Time Intervals in IUI Cycles Influences Success Rates

Home » IUI » Time Intervals in IUI Cycles Influences Success Rates

Time intervals in IUI cycles influences success rates

Time intervals between semen production, initiation of analysis, and IUI significantly influence clinical pregnancies and live births

A retrospective study of couples who underwent Intrauterine Insemination (IUI) cycles was carried out to explore the potential for improvements in outcomes, using IDEF mapping of the laboratory process, and statistical analysis.

The couples for this study were recruited from the Centre for Reproductive Medicine, at the Antwerp University Hospital in Belgium, between April 2013 and March 2018. A total of 662 couples were included, covering 1729 IUI cycles.

Exclusion criteria for males included abstinence less than 2 days or greater than 7 days, cryopreserved semen and semen preparation not carried out by density gradient centrifugation, while women older than 43 were also excluded from the analysis.

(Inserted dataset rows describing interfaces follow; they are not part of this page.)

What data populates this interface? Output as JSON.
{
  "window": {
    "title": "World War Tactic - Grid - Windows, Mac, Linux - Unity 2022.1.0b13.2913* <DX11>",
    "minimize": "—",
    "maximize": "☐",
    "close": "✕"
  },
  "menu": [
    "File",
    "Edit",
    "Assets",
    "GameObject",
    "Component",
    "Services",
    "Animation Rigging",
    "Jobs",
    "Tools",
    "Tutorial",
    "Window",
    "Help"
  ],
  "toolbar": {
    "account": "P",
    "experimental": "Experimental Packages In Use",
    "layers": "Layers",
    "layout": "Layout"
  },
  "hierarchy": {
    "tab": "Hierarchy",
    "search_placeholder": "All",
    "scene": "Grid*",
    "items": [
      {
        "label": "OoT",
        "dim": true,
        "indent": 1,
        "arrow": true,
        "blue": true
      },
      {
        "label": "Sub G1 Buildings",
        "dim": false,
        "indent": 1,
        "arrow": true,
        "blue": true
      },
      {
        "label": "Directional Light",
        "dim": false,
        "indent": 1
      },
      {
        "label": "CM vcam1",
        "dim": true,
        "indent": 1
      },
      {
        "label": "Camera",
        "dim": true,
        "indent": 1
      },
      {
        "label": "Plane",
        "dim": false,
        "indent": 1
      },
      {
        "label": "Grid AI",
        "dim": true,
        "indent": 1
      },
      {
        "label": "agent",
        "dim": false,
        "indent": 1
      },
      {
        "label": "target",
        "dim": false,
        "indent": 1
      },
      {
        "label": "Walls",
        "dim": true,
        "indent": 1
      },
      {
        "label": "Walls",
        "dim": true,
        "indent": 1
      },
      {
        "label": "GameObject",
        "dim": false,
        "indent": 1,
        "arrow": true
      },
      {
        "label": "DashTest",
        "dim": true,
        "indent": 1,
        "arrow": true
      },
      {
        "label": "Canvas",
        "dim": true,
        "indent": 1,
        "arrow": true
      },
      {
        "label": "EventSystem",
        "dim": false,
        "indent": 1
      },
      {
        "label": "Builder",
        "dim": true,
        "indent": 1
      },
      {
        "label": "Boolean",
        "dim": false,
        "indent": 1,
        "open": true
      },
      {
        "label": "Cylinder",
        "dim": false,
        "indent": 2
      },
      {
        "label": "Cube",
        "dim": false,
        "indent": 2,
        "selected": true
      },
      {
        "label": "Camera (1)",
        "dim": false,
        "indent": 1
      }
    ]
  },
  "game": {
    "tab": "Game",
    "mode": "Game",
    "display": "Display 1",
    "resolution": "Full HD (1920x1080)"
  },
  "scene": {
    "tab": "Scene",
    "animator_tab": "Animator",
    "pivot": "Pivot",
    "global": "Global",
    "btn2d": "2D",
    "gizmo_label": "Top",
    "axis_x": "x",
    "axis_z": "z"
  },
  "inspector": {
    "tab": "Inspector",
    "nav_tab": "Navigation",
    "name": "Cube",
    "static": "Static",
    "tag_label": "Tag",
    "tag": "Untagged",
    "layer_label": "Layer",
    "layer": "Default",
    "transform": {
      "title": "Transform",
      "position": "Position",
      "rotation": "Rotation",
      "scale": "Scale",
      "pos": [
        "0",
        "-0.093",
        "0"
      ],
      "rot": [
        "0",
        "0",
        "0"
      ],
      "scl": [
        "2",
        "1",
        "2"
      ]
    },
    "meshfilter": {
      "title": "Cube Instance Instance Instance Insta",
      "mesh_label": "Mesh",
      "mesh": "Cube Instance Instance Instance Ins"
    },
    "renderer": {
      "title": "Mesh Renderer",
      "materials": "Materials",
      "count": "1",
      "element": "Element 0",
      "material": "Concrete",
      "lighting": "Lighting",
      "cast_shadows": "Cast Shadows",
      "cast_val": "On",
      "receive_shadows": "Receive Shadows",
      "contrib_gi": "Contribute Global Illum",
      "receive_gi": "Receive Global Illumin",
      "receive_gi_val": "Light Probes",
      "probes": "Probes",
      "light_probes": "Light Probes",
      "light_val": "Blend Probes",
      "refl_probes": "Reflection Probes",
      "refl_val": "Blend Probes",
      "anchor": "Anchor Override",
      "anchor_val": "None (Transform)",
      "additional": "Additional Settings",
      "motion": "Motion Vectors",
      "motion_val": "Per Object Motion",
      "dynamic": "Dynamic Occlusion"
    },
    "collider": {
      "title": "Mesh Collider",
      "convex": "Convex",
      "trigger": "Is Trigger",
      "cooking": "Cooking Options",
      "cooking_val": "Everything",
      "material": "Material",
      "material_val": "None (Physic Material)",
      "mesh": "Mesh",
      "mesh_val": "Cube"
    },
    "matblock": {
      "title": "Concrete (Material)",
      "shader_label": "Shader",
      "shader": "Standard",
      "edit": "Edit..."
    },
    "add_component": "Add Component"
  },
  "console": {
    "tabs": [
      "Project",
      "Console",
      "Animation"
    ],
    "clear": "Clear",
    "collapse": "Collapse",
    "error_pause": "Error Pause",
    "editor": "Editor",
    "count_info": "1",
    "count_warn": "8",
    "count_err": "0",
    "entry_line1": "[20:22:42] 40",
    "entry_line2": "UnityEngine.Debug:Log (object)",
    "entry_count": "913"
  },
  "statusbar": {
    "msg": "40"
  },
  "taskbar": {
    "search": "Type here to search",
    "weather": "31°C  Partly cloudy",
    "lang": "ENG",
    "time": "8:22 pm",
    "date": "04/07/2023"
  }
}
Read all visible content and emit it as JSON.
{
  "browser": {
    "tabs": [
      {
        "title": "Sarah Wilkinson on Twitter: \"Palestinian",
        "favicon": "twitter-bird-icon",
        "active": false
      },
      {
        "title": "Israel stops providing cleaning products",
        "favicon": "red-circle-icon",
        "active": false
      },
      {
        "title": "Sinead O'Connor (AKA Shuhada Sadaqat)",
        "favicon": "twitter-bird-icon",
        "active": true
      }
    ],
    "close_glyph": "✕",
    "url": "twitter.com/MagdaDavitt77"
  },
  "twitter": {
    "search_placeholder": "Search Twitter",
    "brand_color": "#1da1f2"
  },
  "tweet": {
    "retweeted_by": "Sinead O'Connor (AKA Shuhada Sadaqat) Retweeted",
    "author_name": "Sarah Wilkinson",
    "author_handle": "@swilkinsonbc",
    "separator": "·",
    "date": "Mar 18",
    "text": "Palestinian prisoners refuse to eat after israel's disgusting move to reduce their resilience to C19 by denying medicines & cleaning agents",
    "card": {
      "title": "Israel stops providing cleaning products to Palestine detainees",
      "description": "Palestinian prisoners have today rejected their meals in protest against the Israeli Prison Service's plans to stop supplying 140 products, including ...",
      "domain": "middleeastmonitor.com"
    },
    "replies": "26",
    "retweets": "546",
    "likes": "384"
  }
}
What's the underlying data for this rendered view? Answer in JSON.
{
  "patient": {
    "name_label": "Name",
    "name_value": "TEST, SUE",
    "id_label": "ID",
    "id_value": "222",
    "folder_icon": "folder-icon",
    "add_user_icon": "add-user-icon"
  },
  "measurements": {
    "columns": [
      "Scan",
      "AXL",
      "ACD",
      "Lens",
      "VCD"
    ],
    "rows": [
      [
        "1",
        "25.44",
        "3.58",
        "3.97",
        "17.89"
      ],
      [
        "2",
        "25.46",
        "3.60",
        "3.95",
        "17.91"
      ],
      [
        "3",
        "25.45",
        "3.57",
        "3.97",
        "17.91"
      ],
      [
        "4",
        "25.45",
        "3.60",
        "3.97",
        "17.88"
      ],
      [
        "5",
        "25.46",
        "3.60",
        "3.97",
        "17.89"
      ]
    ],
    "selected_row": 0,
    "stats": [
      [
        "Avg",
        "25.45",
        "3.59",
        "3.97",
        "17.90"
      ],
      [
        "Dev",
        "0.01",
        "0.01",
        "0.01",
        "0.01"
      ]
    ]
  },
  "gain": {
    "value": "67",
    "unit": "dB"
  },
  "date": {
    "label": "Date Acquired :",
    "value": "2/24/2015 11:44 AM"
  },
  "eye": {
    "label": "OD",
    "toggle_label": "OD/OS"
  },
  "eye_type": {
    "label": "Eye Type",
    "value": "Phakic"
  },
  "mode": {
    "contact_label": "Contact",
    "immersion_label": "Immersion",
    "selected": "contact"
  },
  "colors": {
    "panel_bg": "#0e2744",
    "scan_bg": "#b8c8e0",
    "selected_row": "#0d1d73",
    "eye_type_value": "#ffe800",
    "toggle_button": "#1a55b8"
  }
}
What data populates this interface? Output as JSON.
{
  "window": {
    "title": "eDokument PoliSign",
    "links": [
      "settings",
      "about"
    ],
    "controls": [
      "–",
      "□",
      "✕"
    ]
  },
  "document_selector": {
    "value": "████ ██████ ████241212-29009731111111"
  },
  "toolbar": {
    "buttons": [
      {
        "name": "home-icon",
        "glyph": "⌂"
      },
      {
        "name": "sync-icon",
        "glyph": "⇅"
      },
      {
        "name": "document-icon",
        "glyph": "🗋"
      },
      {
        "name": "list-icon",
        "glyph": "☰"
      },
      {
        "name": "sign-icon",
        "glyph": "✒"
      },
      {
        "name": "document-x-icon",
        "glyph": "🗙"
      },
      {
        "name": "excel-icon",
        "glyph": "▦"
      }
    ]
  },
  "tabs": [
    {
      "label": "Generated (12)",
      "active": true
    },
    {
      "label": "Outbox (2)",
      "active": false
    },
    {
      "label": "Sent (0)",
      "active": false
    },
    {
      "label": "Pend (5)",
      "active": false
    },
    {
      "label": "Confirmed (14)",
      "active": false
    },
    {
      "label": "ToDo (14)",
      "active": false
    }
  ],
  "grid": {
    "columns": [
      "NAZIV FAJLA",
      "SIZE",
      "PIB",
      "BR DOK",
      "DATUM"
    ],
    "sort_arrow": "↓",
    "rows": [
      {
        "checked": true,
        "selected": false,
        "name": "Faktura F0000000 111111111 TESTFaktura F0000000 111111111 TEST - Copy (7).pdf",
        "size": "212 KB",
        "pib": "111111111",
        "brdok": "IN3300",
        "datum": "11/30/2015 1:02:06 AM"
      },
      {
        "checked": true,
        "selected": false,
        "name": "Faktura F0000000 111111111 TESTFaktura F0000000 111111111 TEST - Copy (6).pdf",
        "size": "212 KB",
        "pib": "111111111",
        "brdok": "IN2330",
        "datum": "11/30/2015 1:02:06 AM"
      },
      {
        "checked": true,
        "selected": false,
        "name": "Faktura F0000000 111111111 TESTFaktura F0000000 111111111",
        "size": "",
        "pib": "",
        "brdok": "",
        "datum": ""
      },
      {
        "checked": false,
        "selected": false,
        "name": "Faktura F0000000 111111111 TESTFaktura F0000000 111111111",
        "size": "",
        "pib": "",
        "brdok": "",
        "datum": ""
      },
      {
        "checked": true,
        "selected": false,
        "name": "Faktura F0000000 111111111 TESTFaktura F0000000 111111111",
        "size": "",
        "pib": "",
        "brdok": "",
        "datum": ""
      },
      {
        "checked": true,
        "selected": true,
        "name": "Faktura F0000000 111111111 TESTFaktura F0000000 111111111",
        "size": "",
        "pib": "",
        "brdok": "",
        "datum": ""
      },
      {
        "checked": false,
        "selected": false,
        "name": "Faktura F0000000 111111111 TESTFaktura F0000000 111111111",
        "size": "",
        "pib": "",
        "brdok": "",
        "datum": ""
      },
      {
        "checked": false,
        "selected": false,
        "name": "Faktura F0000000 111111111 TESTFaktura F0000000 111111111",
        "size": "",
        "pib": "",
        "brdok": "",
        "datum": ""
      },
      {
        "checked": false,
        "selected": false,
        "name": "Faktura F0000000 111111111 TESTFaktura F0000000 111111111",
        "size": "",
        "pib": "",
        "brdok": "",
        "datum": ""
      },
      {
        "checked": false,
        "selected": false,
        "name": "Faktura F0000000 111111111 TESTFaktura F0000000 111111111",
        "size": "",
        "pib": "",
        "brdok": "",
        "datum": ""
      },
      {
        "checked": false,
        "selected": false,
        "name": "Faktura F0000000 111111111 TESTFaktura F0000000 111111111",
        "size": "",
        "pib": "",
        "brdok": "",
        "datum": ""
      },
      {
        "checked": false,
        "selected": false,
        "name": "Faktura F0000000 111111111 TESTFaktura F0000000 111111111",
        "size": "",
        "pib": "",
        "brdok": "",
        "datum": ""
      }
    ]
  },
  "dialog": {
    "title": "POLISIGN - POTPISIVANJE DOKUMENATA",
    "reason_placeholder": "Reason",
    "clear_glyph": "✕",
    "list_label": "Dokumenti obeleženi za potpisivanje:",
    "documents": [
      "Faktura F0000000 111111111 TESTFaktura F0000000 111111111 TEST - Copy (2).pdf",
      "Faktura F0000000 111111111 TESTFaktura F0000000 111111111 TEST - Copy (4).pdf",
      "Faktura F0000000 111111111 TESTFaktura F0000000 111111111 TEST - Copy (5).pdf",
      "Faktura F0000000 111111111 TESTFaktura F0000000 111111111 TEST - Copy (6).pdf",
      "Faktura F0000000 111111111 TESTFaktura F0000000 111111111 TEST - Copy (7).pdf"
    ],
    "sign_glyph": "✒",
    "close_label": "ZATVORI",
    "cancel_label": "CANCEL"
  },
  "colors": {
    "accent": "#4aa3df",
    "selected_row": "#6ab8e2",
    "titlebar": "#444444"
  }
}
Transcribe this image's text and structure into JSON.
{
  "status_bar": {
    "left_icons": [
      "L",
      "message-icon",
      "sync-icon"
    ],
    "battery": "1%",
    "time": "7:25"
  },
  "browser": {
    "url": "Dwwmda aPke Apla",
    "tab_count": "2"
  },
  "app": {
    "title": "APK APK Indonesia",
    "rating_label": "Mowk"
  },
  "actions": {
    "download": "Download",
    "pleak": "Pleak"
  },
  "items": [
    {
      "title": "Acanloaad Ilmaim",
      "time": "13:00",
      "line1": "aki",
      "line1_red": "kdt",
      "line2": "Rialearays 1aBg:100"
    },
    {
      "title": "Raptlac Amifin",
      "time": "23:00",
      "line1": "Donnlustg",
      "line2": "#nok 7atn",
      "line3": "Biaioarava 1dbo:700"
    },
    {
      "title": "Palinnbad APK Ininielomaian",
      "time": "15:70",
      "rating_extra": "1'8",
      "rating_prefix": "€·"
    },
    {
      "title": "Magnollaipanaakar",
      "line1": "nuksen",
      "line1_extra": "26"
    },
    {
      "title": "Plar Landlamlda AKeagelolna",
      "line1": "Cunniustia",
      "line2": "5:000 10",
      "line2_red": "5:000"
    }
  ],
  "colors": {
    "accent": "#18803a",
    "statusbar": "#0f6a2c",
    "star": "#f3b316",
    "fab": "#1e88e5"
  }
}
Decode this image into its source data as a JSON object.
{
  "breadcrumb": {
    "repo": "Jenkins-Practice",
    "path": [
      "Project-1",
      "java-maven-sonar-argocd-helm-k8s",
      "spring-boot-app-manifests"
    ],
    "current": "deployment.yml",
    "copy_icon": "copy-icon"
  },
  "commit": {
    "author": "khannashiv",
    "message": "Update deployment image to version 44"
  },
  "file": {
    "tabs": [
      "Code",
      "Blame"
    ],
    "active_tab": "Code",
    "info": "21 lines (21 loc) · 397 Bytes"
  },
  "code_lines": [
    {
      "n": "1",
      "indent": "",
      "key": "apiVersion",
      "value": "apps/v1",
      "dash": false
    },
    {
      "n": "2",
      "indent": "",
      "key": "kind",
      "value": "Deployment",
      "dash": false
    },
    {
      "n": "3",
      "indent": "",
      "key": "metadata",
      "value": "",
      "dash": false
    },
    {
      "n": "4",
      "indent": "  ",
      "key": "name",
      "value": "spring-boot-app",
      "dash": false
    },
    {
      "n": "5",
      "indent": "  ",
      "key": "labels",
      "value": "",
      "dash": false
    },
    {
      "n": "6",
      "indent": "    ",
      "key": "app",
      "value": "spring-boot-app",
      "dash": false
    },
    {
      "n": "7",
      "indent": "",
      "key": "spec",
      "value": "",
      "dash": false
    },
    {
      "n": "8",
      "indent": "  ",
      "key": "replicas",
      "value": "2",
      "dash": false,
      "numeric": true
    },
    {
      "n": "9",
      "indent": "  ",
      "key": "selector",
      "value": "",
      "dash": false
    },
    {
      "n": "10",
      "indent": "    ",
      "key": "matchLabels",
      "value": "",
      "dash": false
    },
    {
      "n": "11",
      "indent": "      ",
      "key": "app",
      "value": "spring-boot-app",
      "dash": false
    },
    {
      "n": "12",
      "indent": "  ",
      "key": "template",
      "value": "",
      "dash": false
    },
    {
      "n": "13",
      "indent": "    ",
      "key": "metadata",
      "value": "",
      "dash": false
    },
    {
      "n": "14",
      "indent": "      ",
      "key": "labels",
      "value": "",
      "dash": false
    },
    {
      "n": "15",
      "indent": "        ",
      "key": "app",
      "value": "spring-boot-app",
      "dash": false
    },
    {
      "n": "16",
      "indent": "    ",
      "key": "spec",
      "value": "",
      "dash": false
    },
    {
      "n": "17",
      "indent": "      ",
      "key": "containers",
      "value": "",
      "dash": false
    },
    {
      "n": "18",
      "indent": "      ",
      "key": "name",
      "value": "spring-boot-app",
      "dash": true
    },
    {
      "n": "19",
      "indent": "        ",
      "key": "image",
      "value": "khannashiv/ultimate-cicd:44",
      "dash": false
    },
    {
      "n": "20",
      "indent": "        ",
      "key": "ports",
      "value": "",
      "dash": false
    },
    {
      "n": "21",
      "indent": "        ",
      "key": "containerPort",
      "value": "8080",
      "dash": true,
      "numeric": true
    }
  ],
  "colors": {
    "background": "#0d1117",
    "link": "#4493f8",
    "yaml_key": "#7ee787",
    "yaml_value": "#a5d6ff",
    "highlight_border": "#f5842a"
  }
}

The IUI cycles was carried out with both natural (spontaneous) cycles and low dose stimulated cycles, using either clomiphene citrate or gonadotrophins. Semen analysis was performed within 60 minutes of ejaculation and processed using a two-step discontinuous density gradient method. All prepared samples had a final total inseminating motile count ≥ 2 Million with inseminating volume kept between 0.3 to 0.5mL.

Initial results showed that of the 1729 cycles, 254 (14.7%) resulted in a positive hCG leading to 206 live births (11.9%). Regarding other outcomes, the biochemical rate was 0.8%, with 12.4% spontaneous/induced abortions, two ectopic pregnancies, one immature and 2 stillborn. Interestingly a spontaneous LH surge (> 30 IU/L) was only seen in 19 of the 1729 cycles, with the other 1710 cycles requiring a hCG trigger shot.

Statistical analysis of the initial data found no difference in the concentration, motility or morphology of the sperm between the non-pregnant and pregnant groups. On the other hand age, was significantly linked to pregnancy outcome, with every 1 year increase in age linked to a 4% decrease in odds of pregnancy, for both male and females.

Advanced statistical analysis using the Youden index to identify the optimal time intervals, found that a limit of 21 minutes for the time between semen production and analysis, with a final limit of 107 minutes between semen production and IUI, produced the maximum Youden index.

Using these two time intervals to analyse the original data again, in a generalized linear effects model, a limit of 21 minutes between semen production and analysis approximately doubled the odds of a pregnancy outcome (positive hCG, clinical pregnancy, live birth). When the time between semen production and IUI was 107 minutes or less, the odds of a pregnancy outcome was 1.6 times greater. This result remained consistent even after adjusting for both male and female ages.


To ensure the maximum IUI success rate per cycle, the time between sperm production to analysis, and then IUI should be less than 21 minutes and 107 minutes respectively. This increases the odds of IUI success by 2 times, for first interval to analysis, and 1.6 times for the total interval to IUI.


  1. Semen was not assessed for DNA fragmentation
  2. Size of study too small to analyse unstimulated and stimulated cycles independently of each other

Similar studies

Horta F, et al. (2019). Male ageing is negatively associated with the chance of live birth in IVF/ICSI cycles for idiopathic infertility. https://doi.org/10.1093/humrep/dez223

Fauque P, et al. (2014). Clinical success of intrauterine insemination cycles is affected by the sperm preparation time. https://doi.org/10.1016/j.fertnstert.2014.03.015

Song G J, et al. (2007). Location of semen collection and time interval from collection to use for intrauterine insemination. https://doi.org/10.1016/j.fertnstert.2007.01.051

Yavas Y and Selub M R, (2004). Intrauterine insemination (IUI) pregnancy outcome is enhanced by shorter intervals from semen collection to sperm wash, from sperm wash to IUI time, and from semen collection to IUI time. https://doi.org/10.1016/j.fertnstert.2004.04.061


Low Sperm Count Overview

Low sperm count, also known as oligospermia or oligozoospermia, happens when a man has 15 million or less sperm per millilitre (mL) of…. Read more

Causes of Low Sperm Count

The causes of low sperm count fall into 3 main categories: medical, environmental and lifestyle. Medical causes of low sperm count include…. Read more

Questions or comments?